• [Data for the task]
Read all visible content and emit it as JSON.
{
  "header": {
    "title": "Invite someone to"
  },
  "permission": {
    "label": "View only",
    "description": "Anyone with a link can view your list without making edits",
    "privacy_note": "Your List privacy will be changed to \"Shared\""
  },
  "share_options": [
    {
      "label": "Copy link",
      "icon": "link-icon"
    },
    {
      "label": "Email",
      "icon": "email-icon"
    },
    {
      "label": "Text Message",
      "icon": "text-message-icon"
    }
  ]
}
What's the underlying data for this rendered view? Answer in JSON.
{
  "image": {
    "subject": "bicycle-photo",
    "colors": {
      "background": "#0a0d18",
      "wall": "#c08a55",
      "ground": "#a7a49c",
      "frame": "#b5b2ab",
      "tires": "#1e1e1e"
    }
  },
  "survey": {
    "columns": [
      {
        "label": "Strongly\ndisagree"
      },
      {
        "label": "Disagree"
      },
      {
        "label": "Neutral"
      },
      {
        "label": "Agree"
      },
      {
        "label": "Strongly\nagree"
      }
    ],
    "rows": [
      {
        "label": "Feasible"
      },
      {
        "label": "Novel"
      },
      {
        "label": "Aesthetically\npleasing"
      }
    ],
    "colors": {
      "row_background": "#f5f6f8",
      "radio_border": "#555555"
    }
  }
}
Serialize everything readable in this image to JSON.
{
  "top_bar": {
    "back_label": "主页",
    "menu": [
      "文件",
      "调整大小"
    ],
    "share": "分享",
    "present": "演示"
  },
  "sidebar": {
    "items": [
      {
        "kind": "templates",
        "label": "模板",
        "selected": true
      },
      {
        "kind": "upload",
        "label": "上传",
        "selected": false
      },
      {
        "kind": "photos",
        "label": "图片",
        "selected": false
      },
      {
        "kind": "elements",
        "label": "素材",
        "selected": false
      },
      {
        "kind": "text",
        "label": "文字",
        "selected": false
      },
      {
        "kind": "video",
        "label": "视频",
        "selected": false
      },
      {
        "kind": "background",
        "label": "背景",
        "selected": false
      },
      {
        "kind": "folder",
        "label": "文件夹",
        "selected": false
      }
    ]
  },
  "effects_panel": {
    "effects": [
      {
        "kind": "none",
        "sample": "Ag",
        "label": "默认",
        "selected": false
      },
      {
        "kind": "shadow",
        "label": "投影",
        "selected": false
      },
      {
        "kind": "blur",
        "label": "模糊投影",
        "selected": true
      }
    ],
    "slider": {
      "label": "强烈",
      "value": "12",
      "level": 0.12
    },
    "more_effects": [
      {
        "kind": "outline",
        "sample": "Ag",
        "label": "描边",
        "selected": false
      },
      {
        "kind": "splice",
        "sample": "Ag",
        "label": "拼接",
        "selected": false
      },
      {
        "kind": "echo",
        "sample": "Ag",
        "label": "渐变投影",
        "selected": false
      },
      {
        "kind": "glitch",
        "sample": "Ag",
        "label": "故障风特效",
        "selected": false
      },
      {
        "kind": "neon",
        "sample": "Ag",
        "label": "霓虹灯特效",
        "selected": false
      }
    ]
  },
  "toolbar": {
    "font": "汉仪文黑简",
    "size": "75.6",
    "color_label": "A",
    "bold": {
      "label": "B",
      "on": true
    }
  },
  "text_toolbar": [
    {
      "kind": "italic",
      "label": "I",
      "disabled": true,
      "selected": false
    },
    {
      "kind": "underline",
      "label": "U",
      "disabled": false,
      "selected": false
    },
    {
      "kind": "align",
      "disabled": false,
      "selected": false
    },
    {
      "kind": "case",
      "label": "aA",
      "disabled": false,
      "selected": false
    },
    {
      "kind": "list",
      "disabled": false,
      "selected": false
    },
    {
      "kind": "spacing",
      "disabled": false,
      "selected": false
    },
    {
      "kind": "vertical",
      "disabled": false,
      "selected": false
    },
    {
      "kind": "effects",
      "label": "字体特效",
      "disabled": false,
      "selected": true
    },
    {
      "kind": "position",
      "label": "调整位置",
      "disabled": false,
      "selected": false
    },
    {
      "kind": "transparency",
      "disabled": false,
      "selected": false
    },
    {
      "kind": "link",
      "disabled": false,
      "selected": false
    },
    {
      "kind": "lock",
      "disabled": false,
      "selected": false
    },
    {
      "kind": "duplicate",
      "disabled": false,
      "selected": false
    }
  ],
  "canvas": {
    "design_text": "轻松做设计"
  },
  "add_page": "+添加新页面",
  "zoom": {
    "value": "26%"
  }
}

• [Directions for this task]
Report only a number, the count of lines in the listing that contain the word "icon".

• [Your response]
3